3. PTRACE--A set of numbers giving the trace numbers or distances of the traces being predicted. If trace numbers are required, there will be NBTRA values. If distances are required, there may be more than NBTRA values.
4. BTRACE--A set of numbers giving the trace numbers or distances of the basis traces used to predict the output. The PTRACE and BTRACE numbers will be used in pairs. PTRACE(k) will be used to predict BTRACE(k) and the pair used to compute the output trace.
5. LDESW--Length of operator design window in MS.
6. STP--A set of NBTRA numbers giving the start times of the design window for each PTRACE, the trace being predicted.
7. STB--A set of NBTRA numbers giving the start time of the design window for each BTRACE, the basis trace.
9. MODEWIN--Window search mode=0, no search.
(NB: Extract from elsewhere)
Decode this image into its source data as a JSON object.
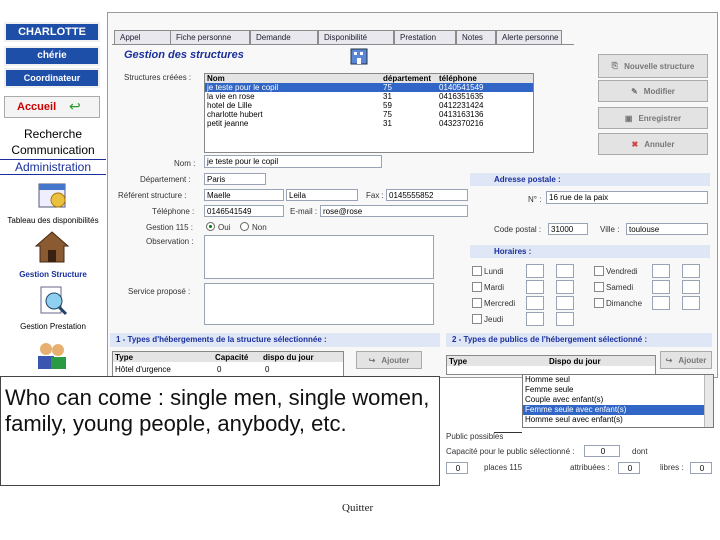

Use parameters 6 and 7 to computer filter directly.=1, automatic search over specified range to obtain optimum filter.
10. SRANGE--Window search range, MS. Required if MODEWIN=1. An automatic search for the optimum filter position will be done using a fixed start time on PTRACE given by STP(k), and a range of start times on the basis trace going from STB(k) to STB(k)-SRANGE+THETA for a total of SRANGE/THETA positions.
Other parameters required are: the sample interval, THETA; the number of traces per record, NBTRA; and the trace length TTIR.
One example of a computer system which is suitable for use is supplied by Control Data Corporation and includes a Cyber 175 central processor with one or more peripheral processors, extended core storage and tape drives. The specific programming required will be apparent from the foregoing, from the user's manuals for the particular computer system used, and from Simpson: TIME-SERIES COMPUTATIONS IN FORTRAN AND FAP, Addison Wesley, Reading, Mass., 1966; and, Robinson, MULTI-CHANNEL TIME SERIES ANALYSIS WITH DIGITAL COMPUTER PROGRAMS, Holden-Day, San Francisco, 1967.
While a particular embodiment has been shown and described, modifications are within the true spirit and scope of the invention. The appended claims, are therefore, intended to cover all such modifications.